Three Hearts and Three Lions is also where much of D&D’s ideas around Law and Chaos come from, and in a way is responsible for the shackles of alignment that have plagued arguments about what a Paladin would and wouldn’t do for decades now–but it also features a Danish engineer killing a bunch of Nazis with a magic sword, so we’ll give it a pass. Anyway, back to the trolls!
Trolls are large creatures, usually about one and a half times the size of a human with long arms, rubbery skin with moss green or gray hair. In some editions, they look more monstrous with an uneven gait, a forward-leaning hunch, and their arms dragging. In others–Orcs of Thar, for example–trolls can be designed as a playable race or NPC, their high strength, dexterity, and constitution and low everything else making them a great big tank of a character.
Even from first edition, trolls could be very interesting foes to fight. Their low armor class and unimpressive hit points were easy enough to fight through, but their regenerative abilities made them slightly more of a challenge. Trolls were monsters that required to be destroyed entirely with either fire or acid or else they would begin to regenerate and attack again. While this trick could be easily figured out by the players, the learning curve at the beginning of a campaign promised to make for a fun encounter.
In second edition severed troll limbs could continue to fight on their own in addition to the trolls’ normal regenerative abilities. This was also the edition where some more of the troll background and life structure was fleshed out such as their female lead society and lack of a language of their own.

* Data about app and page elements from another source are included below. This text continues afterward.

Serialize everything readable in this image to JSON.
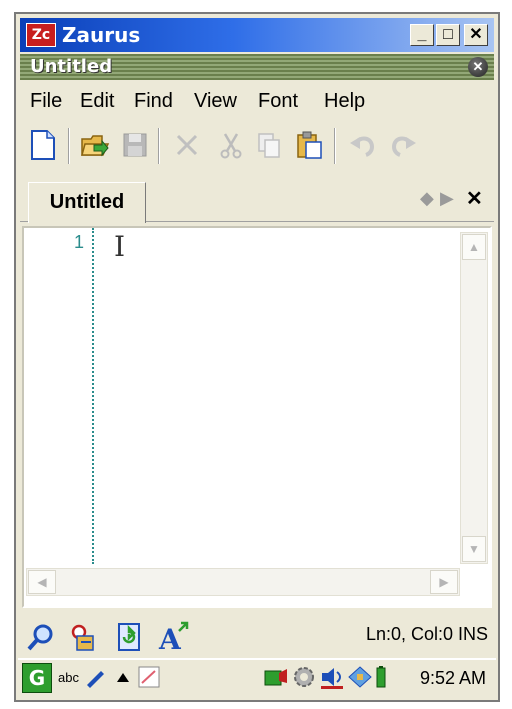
{
  "window": {
    "title": "Zaurus",
    "logo_text": "Zc",
    "minimize_label": "_",
    "maximize_label": "□",
    "close_label": "✕"
  },
  "app": {
    "title": "Untitled",
    "close_label": "✕"
  },
  "menu": {
    "items": [
      {
        "label": "File"
      },
      {
        "label": "Edit"
      },
      {
        "label": "Find"
      },
      {
        "label": "View"
      },
      {
        "label": "Font"
      },
      {
        "label": "Help"
      }
    ]
  },
  "toolbar": {
    "icons": [
      "new-file-icon",
      "open-folder-icon",
      "save-icon",
      "delete-icon",
      "cut-icon",
      "copy-icon",
      "paste-icon",
      "undo-icon",
      "redo-icon"
    ]
  },
  "tabs": {
    "active_label": "Untitled",
    "close_label": "✕"
  },
  "editor": {
    "line_numbers": [
      "1"
    ]
  },
  "status": {
    "position_text": "Ln:0, Col:0 INS",
    "icons": [
      "search-icon",
      "find-replace-icon",
      "goto-icon",
      "font-size-icon"
    ]
  },
  "taskbar": {
    "start_label": "G",
    "input_mode": "abc",
    "time": "9:52 AM",
    "tray_icons": [
      "network-icon",
      "settings-icon",
      "volume-icon",
      "sync-icon",
      "battery-icon"
    ]
  },
  "colors": {
    "title_bar": "#0a3fb8",
    "app_title_bar": "#6a7f4c",
    "line_number": "#2a8c8c",
    "start_button": "#2e9e2e"
  }
}
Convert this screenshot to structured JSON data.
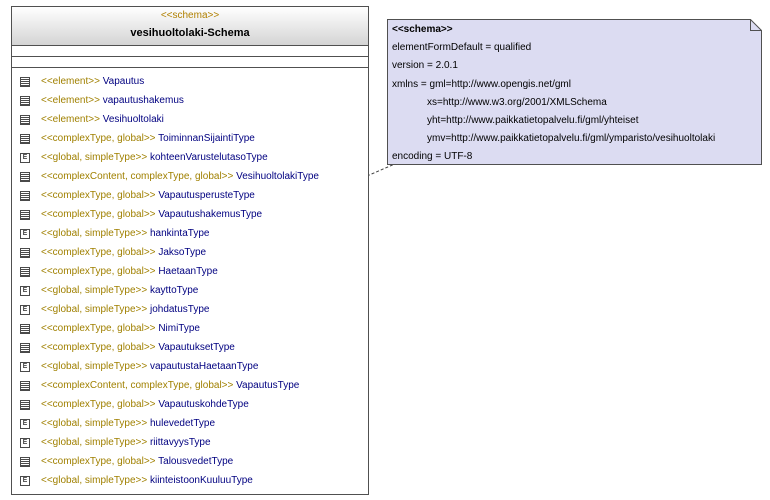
{
  "class_box": {
    "stereotype": "<<schema>>",
    "title": "vesihuoltolaki-Schema",
    "rows": [
      {
        "kind": "complex",
        "stereotype": "<<element>>",
        "name": "Vapautus"
      },
      {
        "kind": "complex",
        "stereotype": "<<element>>",
        "name": "vapautushakemus"
      },
      {
        "kind": "complex",
        "stereotype": "<<element>>",
        "name": "Vesihuoltolaki"
      },
      {
        "kind": "complex",
        "stereotype": "<<complexType, global>>",
        "name": "ToiminnanSijaintiType"
      },
      {
        "kind": "simple",
        "stereotype": "<<global, simpleType>>",
        "name": "kohteenVarustelutasoType"
      },
      {
        "kind": "complex",
        "stereotype": "<<complexContent, complexType, global>>",
        "name": "VesihuoltolakiType"
      },
      {
        "kind": "complex",
        "stereotype": "<<complexType, global>>",
        "name": "VapautusperusteType"
      },
      {
        "kind": "complex",
        "stereotype": "<<complexType, global>>",
        "name": "VapautushakemusType"
      },
      {
        "kind": "simple",
        "stereotype": "<<global, simpleType>>",
        "name": "hankintaType"
      },
      {
        "kind": "complex",
        "stereotype": "<<complexType, global>>",
        "name": "JaksoType"
      },
      {
        "kind": "complex",
        "stereotype": "<<complexType, global>>",
        "name": "HaetaanType"
      },
      {
        "kind": "simple",
        "stereotype": "<<global, simpleType>>",
        "name": "kayttoType"
      },
      {
        "kind": "simple",
        "stereotype": "<<global, simpleType>>",
        "name": "johdatusType"
      },
      {
        "kind": "complex",
        "stereotype": "<<complexType, global>>",
        "name": "NimiType"
      },
      {
        "kind": "complex",
        "stereotype": "<<complexType, global>>",
        "name": "VapautuksetType"
      },
      {
        "kind": "simple",
        "stereotype": "<<global, simpleType>>",
        "name": "vapautustaHaetaanType"
      },
      {
        "kind": "complex",
        "stereotype": "<<complexContent, complexType, global>>",
        "name": "VapautusType"
      },
      {
        "kind": "complex",
        "stereotype": "<<complexType, global>>",
        "name": "VapautuskohdeType"
      },
      {
        "kind": "simple",
        "stereotype": "<<global, simpleType>>",
        "name": "hulevedetType"
      },
      {
        "kind": "simple",
        "stereotype": "<<global, simpleType>>",
        "name": "riittavyysType"
      },
      {
        "kind": "complex",
        "stereotype": "<<complexType, global>>",
        "name": "TalousvedetType"
      },
      {
        "kind": "simple",
        "stereotype": "<<global, simpleType>>",
        "name": "kiinteistoonKuuluuType"
      }
    ]
  },
  "note": {
    "header": "<<schema>>",
    "lines": [
      {
        "indent": false,
        "text": "elementFormDefault = qualified"
      },
      {
        "indent": false,
        "text": "version = 2.0.1"
      },
      {
        "indent": false,
        "text": "xmlns = gml=http://www.opengis.net/gml"
      },
      {
        "indent": true,
        "text": "xs=http://www.w3.org/2001/XMLSchema"
      },
      {
        "indent": true,
        "text": "yht=http://www.paikkatietopalvelu.fi/gml/yhteiset"
      },
      {
        "indent": true,
        "text": "ymv=http://www.paikkatietopalvelu.fi/gml/ymparisto/vesihuoltolaki"
      },
      {
        "indent": false,
        "text": "encoding = UTF-8"
      }
    ]
  },
  "colors": {
    "stereotype": "#a08000",
    "name": "#000080",
    "note_fill": "#dcdcf2",
    "border": "#505050"
  }
}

Whether the paragraphs of information was useful in gameplay or just flavor text for the DM isn’t clear to me, but it’s clear this was when trolls as a foe began to come into their own.
By three and 3.5, the rules regarding destroying trolls with fire or acid become more technical, focusing on how much damage different attacks would do and the technicalities of regeneration. However, third also introduces the concept of the Troll Hunter, a troll who hunts “civilized beings” as a ranger might and uses some typical ranger spells. This is also one of the first places where stats for a troll as a playable character start to appear.

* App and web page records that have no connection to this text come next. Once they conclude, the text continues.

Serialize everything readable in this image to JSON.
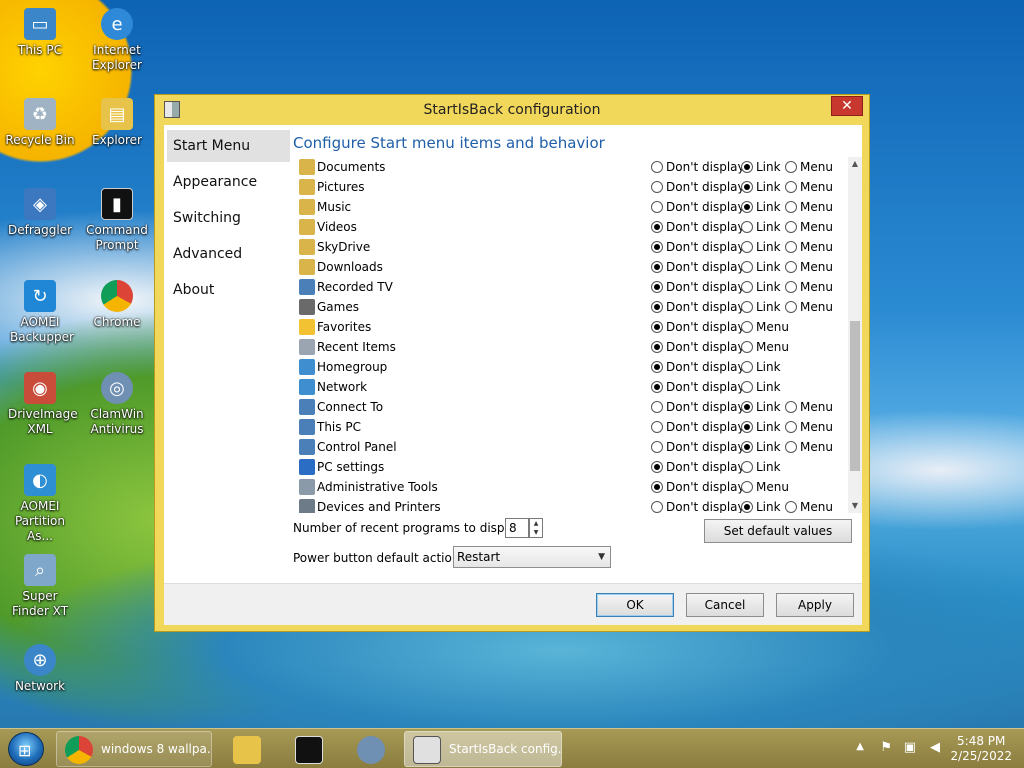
{
  "desktop": {
    "icons": [
      {
        "label": "This PC",
        "icon": "computer-icon"
      },
      {
        "label": "Internet Explorer",
        "icon": "ie-icon"
      },
      {
        "label": "Recycle Bin",
        "icon": "recycle-bin-icon"
      },
      {
        "label": "Explorer",
        "icon": "folder-icon"
      },
      {
        "label": "Defraggler",
        "icon": "defraggler-icon"
      },
      {
        "label": "Command Prompt",
        "icon": "terminal-icon"
      },
      {
        "label": "AOMEI Backupper",
        "icon": "backup-icon"
      },
      {
        "label": "Chrome",
        "icon": "chrome-icon"
      },
      {
        "label": "DriveImage XML",
        "icon": "disk-image-icon"
      },
      {
        "label": "ClamWin Antivirus",
        "icon": "antivirus-icon"
      },
      {
        "label": "AOMEI Partition As...",
        "icon": "partition-icon"
      },
      {
        "label": "Super Finder XT",
        "icon": "search-icon"
      },
      {
        "label": "Network",
        "icon": "network-icon"
      }
    ]
  },
  "window": {
    "title": "StartIsBack configuration",
    "close_glyph": "✕"
  },
  "nav": {
    "items": [
      {
        "label": "Start Menu",
        "active": true
      },
      {
        "label": "Appearance",
        "active": false
      },
      {
        "label": "Switching",
        "active": false
      },
      {
        "label": "Advanced",
        "active": false
      },
      {
        "label": "About",
        "active": false
      }
    ]
  },
  "main": {
    "heading": "Configure Start menu items and behavior",
    "option_labels": {
      "dont": "Don't display",
      "link": "Link",
      "menu": "Menu"
    },
    "items": [
      {
        "label": "Documents",
        "icon": "documents-icon",
        "color": "#d9b44a",
        "options": [
          "dont",
          "link",
          "menu"
        ],
        "selected": "link"
      },
      {
        "label": "Pictures",
        "icon": "pictures-icon",
        "color": "#d9b44a",
        "options": [
          "dont",
          "link",
          "menu"
        ],
        "selected": "link"
      },
      {
        "label": "Music",
        "icon": "music-icon",
        "color": "#d9b44a",
        "options": [
          "dont",
          "link",
          "menu"
        ],
        "selected": "link"
      },
      {
        "label": "Videos",
        "icon": "videos-icon",
        "color": "#d9b44a",
        "options": [
          "dont",
          "link",
          "menu"
        ],
        "selected": "dont"
      },
      {
        "label": "SkyDrive",
        "icon": "skydrive-icon",
        "color": "#d9b44a",
        "options": [
          "dont",
          "link",
          "menu"
        ],
        "selected": "dont"
      },
      {
        "label": "Downloads",
        "icon": "downloads-icon",
        "color": "#d9b44a",
        "options": [
          "dont",
          "link",
          "menu"
        ],
        "selected": "dont"
      },
      {
        "label": "Recorded TV",
        "icon": "tv-icon",
        "color": "#4a7fb8",
        "options": [
          "dont",
          "link",
          "menu"
        ],
        "selected": "dont"
      },
      {
        "label": "Games",
        "icon": "games-icon",
        "color": "#6a6a6a",
        "options": [
          "dont",
          "link",
          "menu"
        ],
        "selected": "dont"
      },
      {
        "label": "Favorites",
        "icon": "favorites-icon",
        "color": "#f2c233",
        "options": [
          "dont",
          "menu"
        ],
        "selected": "dont"
      },
      {
        "label": "Recent Items",
        "icon": "recent-items-icon",
        "color": "#9aa5b1",
        "options": [
          "dont",
          "menu"
        ],
        "selected": "dont"
      },
      {
        "label": "Homegroup",
        "icon": "homegroup-icon",
        "color": "#3f8fd0",
        "options": [
          "dont",
          "link"
        ],
        "selected": "dont"
      },
      {
        "label": "Network",
        "icon": "network-icon",
        "color": "#3f8fd0",
        "options": [
          "dont",
          "link"
        ],
        "selected": "dont"
      },
      {
        "label": "Connect To",
        "icon": "connect-to-icon",
        "color": "#4a7fb8",
        "options": [
          "dont",
          "link",
          "menu"
        ],
        "selected": "link"
      },
      {
        "label": "This PC",
        "icon": "computer-icon",
        "color": "#4a7fb8",
        "options": [
          "dont",
          "link",
          "menu"
        ],
        "selected": "link"
      },
      {
        "label": "Control Panel",
        "icon": "control-panel-icon",
        "color": "#4a7fb8",
        "options": [
          "dont",
          "link",
          "menu"
        ],
        "selected": "link"
      },
      {
        "label": "PC settings",
        "icon": "gear-icon",
        "color": "#2b6cc4",
        "options": [
          "dont",
          "link"
        ],
        "selected": "dont"
      },
      {
        "label": "Administrative Tools",
        "icon": "admin-tools-icon",
        "color": "#8a9aa8",
        "options": [
          "dont",
          "menu"
        ],
        "selected": "dont"
      },
      {
        "label": "Devices and Printers",
        "icon": "printer-icon",
        "color": "#6d7a88",
        "options": [
          "dont",
          "link",
          "menu"
        ],
        "selected": "link"
      }
    ],
    "recent_label": "Number of recent programs to display:",
    "recent_value": "8",
    "power_label": "Power button default action:",
    "power_value": "Restart",
    "set_default_label": "Set default values"
  },
  "footer": {
    "ok": "OK",
    "cancel": "Cancel",
    "apply": "Apply"
  },
  "taskbar": {
    "buttons": [
      {
        "label": "windows 8 wallpa...",
        "icon": "chrome-icon",
        "active": false
      },
      {
        "label": "",
        "icon": "file-explorer-icon",
        "active": false
      },
      {
        "label": "",
        "icon": "terminal-icon",
        "active": false
      },
      {
        "label": "",
        "icon": "antivirus-icon",
        "active": false
      },
      {
        "label": "StartIsBack config...",
        "icon": "startisback-icon",
        "active": true
      }
    ],
    "time": "5:48 PM",
    "date": "2/25/2022"
  }
}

Fourth edition once again shakes up the basics of how to use a troll in an encounter while keeping the core concepts more or less the same. Trolls still heal and regenerate with a weakness to acid or fire, but now being reduced to zero hit points by an attack not using acid or fire will result in the troll rising to fight once more. Fourth is also where War Trolls and Fell Trolls are introduced, more powerful variants on their more standard brethren for more experienced parties.
Finally, fifth edition simplifies trolls again, making regeneration a constant threat during every new round of combat but removing the entire concept of killing the foe only to have it come back to life. They do, however, give us the Loathsome Limbs variant. This gives hard and fast rules to severed troll limbs attacking on their own and makes a troll so much more interesting and entertaining to engage in an encounter with. I think this variant elevates them from a generic big monster to something much more fun and depending on how your GM runs your game, it could create a more cinematic and fantastical experience.

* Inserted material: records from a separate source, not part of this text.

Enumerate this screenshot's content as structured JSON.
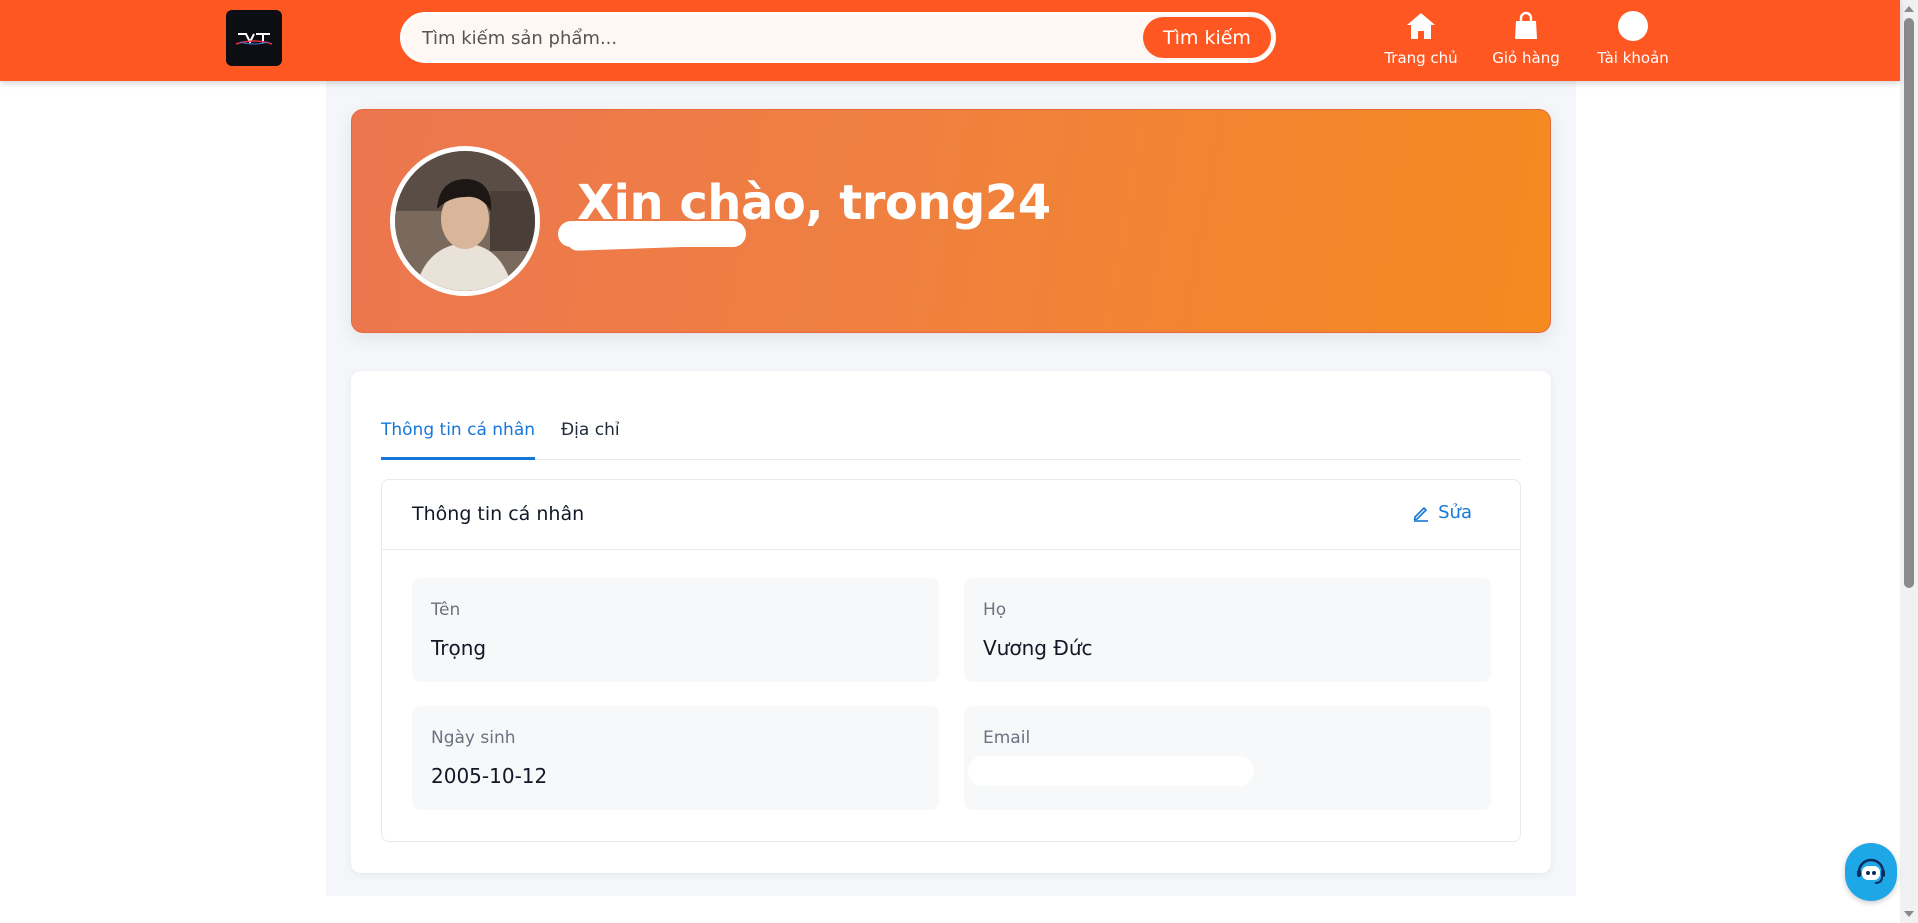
{
  "header": {
    "search_placeholder": "Tìm kiếm sản phẩm...",
    "search_button": "Tìm kiếm",
    "nav": [
      {
        "label": "Trang chủ",
        "icon": "home-icon"
      },
      {
        "label": "Giỏ hàng",
        "icon": "shopping-bag-icon"
      },
      {
        "label": "Tài khoản",
        "icon": "account-circle-icon"
      }
    ],
    "brand_color": "#ff5722"
  },
  "banner": {
    "greeting": "Xin chào, trong24"
  },
  "tabs": [
    {
      "label": "Thông tin cá nhân",
      "active": true
    },
    {
      "label": "Địa chỉ",
      "active": false
    }
  ],
  "personal_info": {
    "title": "Thông tin cá nhân",
    "edit_label": "Sửa",
    "fields": {
      "first_name": {
        "label": "Tên",
        "value": "Trọng"
      },
      "last_name": {
        "label": "Họ",
        "value": "Vương Đức"
      },
      "birthday": {
        "label": "Ngày sinh",
        "value": "2005-10-12"
      },
      "email": {
        "label": "Email",
        "value": ""
      }
    }
  },
  "colors": {
    "accent_blue": "#1677d9",
    "banner_start": "#ec7650",
    "banner_end": "#f58a20"
  }
}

Trolls are fun and iconic, stepping out of historic folklore and into modern fantasy with variants and updates that keep them interesting and somehow entirely recognizable. They can be a learning experience first encounter for your level one babies or a truly interesting and multifaceted battle for the more experienced adventurers.